Classifying whether brain trauma received by footballers should be considered an industrial injury is to be debated in the Scottish Parliament for the first time.
It follows a number of high-profile former professionals revealing brain conditions including dementia and Parkinson’s disease.
Research has uncovered professional players are five-times more likely to suffer from conditions including dementia than the general population.
North East Labour MSP Michael Marra secured the debate on Tuesday evening, backing calls from campaigners who want urgent support for players and their families.
An investigation into football and brain injuries confirmed for the first time in 2019 links between the beautiful game and dementia.
The inquiry, led by Dr Willie Stewart at Queen Elizabeth Hospital in Glasgow, studied data from 7,676 male ex-professional footballers in Scotland and found they were three-and-a-half times more likely to die from conditions linked to brain or nerve damage, such as Alzheimer’s and other types of dementia, Parkinson’s and motor neurone disease.

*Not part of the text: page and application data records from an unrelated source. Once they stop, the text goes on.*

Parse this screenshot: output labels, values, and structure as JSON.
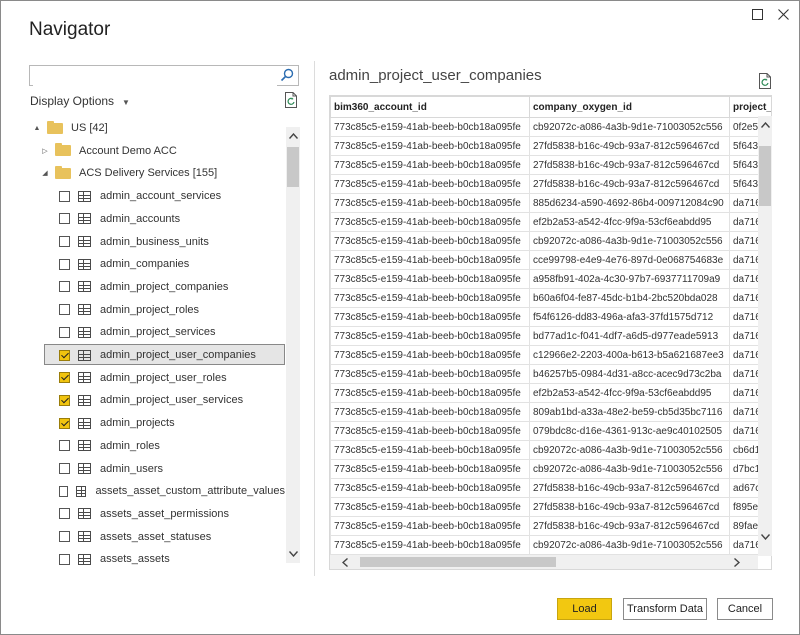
{
  "window": {
    "title": "Navigator",
    "maximize_icon": "maximize-icon",
    "close_icon": "close-icon"
  },
  "left": {
    "search": {
      "value": "",
      "placeholder": ""
    },
    "display_options": "Display Options",
    "tree": [
      {
        "type": "folder",
        "label": "US [42]",
        "expander": "▲",
        "indent": 0
      },
      {
        "type": "folder",
        "label": "Account Demo ACC",
        "expander": "▷",
        "indent": 1
      },
      {
        "type": "folder",
        "label": "ACS Delivery Services [155]",
        "expander": "◢",
        "indent": 1
      },
      {
        "type": "table",
        "label": "admin_account_services",
        "checked": false
      },
      {
        "type": "table",
        "label": "admin_accounts",
        "checked": false
      },
      {
        "type": "table",
        "label": "admin_business_units",
        "checked": false
      },
      {
        "type": "table",
        "label": "admin_companies",
        "checked": false
      },
      {
        "type": "table",
        "label": "admin_project_companies",
        "checked": false
      },
      {
        "type": "table",
        "label": "admin_project_roles",
        "checked": false
      },
      {
        "type": "table",
        "label": "admin_project_services",
        "checked": false
      },
      {
        "type": "table",
        "label": "admin_project_user_companies",
        "checked": true,
        "selected": true
      },
      {
        "type": "table",
        "label": "admin_project_user_roles",
        "checked": true
      },
      {
        "type": "table",
        "label": "admin_project_user_services",
        "checked": true
      },
      {
        "type": "table",
        "label": "admin_projects",
        "checked": true
      },
      {
        "type": "table",
        "label": "admin_roles",
        "checked": false
      },
      {
        "type": "table",
        "label": "admin_users",
        "checked": false
      },
      {
        "type": "table",
        "label": "assets_asset_custom_attribute_values",
        "checked": false
      },
      {
        "type": "table",
        "label": "assets_asset_permissions",
        "checked": false
      },
      {
        "type": "table",
        "label": "assets_asset_statuses",
        "checked": false
      },
      {
        "type": "table",
        "label": "assets_assets",
        "checked": false
      }
    ]
  },
  "preview": {
    "title": "admin_project_user_companies",
    "columns": [
      "bim360_account_id",
      "company_oxygen_id",
      "project_i"
    ],
    "rows": [
      [
        "773c85c5-e159-41ab-beeb-b0cb18a095fe",
        "cb92072c-a086-4a3b-9d1e-71003052c556",
        "0f2e5"
      ],
      [
        "773c85c5-e159-41ab-beeb-b0cb18a095fe",
        "27fd5838-b16c-49cb-93a7-812c596467cd",
        "5f643"
      ],
      [
        "773c85c5-e159-41ab-beeb-b0cb18a095fe",
        "27fd5838-b16c-49cb-93a7-812c596467cd",
        "5f643"
      ],
      [
        "773c85c5-e159-41ab-beeb-b0cb18a095fe",
        "27fd5838-b16c-49cb-93a7-812c596467cd",
        "5f643"
      ],
      [
        "773c85c5-e159-41ab-beeb-b0cb18a095fe",
        "885d6234-a590-4692-86b4-009712084c90",
        "da716"
      ],
      [
        "773c85c5-e159-41ab-beeb-b0cb18a095fe",
        "ef2b2a53-a542-4fcc-9f9a-53cf6eabdd95",
        "da716"
      ],
      [
        "773c85c5-e159-41ab-beeb-b0cb18a095fe",
        "cb92072c-a086-4a3b-9d1e-71003052c556",
        "da716"
      ],
      [
        "773c85c5-e159-41ab-beeb-b0cb18a095fe",
        "cce99798-e4e9-4e76-897d-0e068754683e",
        "da716"
      ],
      [
        "773c85c5-e159-41ab-beeb-b0cb18a095fe",
        "a958fb91-402a-4c30-97b7-6937711709a9",
        "da716"
      ],
      [
        "773c85c5-e159-41ab-beeb-b0cb18a095fe",
        "b60a6f04-fe87-45dc-b1b4-2bc520bda028",
        "da716"
      ],
      [
        "773c85c5-e159-41ab-beeb-b0cb18a095fe",
        "f54f6126-dd83-496a-afa3-37fd1575d712",
        "da716"
      ],
      [
        "773c85c5-e159-41ab-beeb-b0cb18a095fe",
        "bd77ad1c-f041-4df7-a6d5-d977eade5913",
        "da716"
      ],
      [
        "773c85c5-e159-41ab-beeb-b0cb18a095fe",
        "c12966e2-2203-400a-b613-b5a621687ee3",
        "da716"
      ],
      [
        "773c85c5-e159-41ab-beeb-b0cb18a095fe",
        "b46257b5-0984-4d31-a8cc-acec9d73c2ba",
        "da716"
      ],
      [
        "773c85c5-e159-41ab-beeb-b0cb18a095fe",
        "ef2b2a53-a542-4fcc-9f9a-53cf6eabdd95",
        "da716"
      ],
      [
        "773c85c5-e159-41ab-beeb-b0cb18a095fe",
        "809ab1bd-a33a-48e2-be59-cb5d35bc7116",
        "da716"
      ],
      [
        "773c85c5-e159-41ab-beeb-b0cb18a095fe",
        "079bdc8c-d16e-4361-913c-ae9c40102505",
        "da716"
      ],
      [
        "773c85c5-e159-41ab-beeb-b0cb18a095fe",
        "cb92072c-a086-4a3b-9d1e-71003052c556",
        "cb6d1"
      ],
      [
        "773c85c5-e159-41ab-beeb-b0cb18a095fe",
        "cb92072c-a086-4a3b-9d1e-71003052c556",
        "d7bc1"
      ],
      [
        "773c85c5-e159-41ab-beeb-b0cb18a095fe",
        "27fd5838-b16c-49cb-93a7-812c596467cd",
        "ad67c"
      ],
      [
        "773c85c5-e159-41ab-beeb-b0cb18a095fe",
        "27fd5838-b16c-49cb-93a7-812c596467cd",
        "f895e"
      ],
      [
        "773c85c5-e159-41ab-beeb-b0cb18a095fe",
        "27fd5838-b16c-49cb-93a7-812c596467cd",
        "89fae"
      ],
      [
        "773c85c5-e159-41ab-beeb-b0cb18a095fe",
        "cb92072c-a086-4a3b-9d1e-71003052c556",
        "da716"
      ]
    ]
  },
  "buttons": {
    "load": "Load",
    "transform": "Transform Data",
    "cancel": "Cancel"
  },
  "colors": {
    "accent": "#f2c811",
    "folder": "#e8c25c"
  }
}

Scottish football legend Denis Law was the latest in a long-line of former players to be diagnosed with mixed-dementia, which he revealed publicly earlier this year.

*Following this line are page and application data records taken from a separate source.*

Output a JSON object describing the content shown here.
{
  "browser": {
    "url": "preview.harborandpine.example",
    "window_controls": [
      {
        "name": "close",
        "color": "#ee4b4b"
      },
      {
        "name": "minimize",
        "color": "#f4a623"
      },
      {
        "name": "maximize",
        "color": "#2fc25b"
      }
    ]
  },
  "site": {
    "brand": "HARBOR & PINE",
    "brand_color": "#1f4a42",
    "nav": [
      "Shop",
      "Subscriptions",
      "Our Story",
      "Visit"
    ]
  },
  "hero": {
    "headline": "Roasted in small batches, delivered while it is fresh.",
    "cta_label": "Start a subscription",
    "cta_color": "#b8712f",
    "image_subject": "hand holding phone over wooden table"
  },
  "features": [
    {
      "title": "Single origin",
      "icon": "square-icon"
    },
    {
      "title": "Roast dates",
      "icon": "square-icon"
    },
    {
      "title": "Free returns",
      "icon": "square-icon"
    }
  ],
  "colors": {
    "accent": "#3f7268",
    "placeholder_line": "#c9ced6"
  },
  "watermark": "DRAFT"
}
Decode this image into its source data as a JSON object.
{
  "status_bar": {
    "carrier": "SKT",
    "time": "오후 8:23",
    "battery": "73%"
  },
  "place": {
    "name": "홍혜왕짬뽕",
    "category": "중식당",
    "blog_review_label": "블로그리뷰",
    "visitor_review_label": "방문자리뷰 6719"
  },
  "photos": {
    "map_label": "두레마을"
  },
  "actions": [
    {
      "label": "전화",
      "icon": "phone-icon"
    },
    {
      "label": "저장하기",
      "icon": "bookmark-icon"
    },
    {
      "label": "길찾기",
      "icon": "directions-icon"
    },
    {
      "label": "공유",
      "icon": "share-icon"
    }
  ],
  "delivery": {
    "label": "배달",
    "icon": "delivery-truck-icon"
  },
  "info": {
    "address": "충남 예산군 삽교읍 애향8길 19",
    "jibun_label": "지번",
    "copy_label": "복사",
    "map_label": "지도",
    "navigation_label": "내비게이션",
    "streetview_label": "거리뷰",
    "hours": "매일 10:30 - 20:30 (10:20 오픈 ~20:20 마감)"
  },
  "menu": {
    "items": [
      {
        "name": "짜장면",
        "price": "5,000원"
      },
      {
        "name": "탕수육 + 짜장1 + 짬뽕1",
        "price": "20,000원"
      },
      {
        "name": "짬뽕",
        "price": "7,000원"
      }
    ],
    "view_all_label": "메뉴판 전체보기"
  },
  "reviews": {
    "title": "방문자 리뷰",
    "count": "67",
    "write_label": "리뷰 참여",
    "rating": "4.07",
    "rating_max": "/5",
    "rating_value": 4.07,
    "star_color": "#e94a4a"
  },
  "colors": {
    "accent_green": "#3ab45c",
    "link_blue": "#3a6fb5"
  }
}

Community champion Amanda Kopel, whose husband Frank played for Dundee United and Manchester United, spearheaded a campaign backed by The Courier for free personal care for under 65s following her beloved partner’s early dementia diagnosis.
Dubbed Frank’s Law, a legislative change was brought about to extend free personal care to people of all ages who are assessed as requiring it.
Mrs Kopel has now joined the #InjuryTime campaign which will be debated at Holyrood on Tuesday.
On the agenda
Dundee-based MSP Mr Marra listed a number of demands the campaign wants the Scottish Government to do, including:
- Classify brain injury in football as an industrial injury.
- Fund research into the practical and preventative support that is needed in the game.
- Establish a working group to consider the issues around brain injury and dementia, including in the grassroots game.
He said: “This debate is key in ensuring real action is taken on this issue. Action from the Scottish Government is needed now.
“Every month now, we hear of more high-profile cases of former footballers being diagnosed. Behind those high profile cases will be dozens more unreported, where families are struggling on, doing their best for their loved ones and our heroes.
“The science is clear – these injuries are clearly a result of the time that these men spent playing the game we all love. They have unknowingly sacrificed their health for our entertainment and its time that we supported them properly.
“The Scottish Government must recognise that these injuries are a form of industrial disease and allow these players to access the support they need, and deserve.”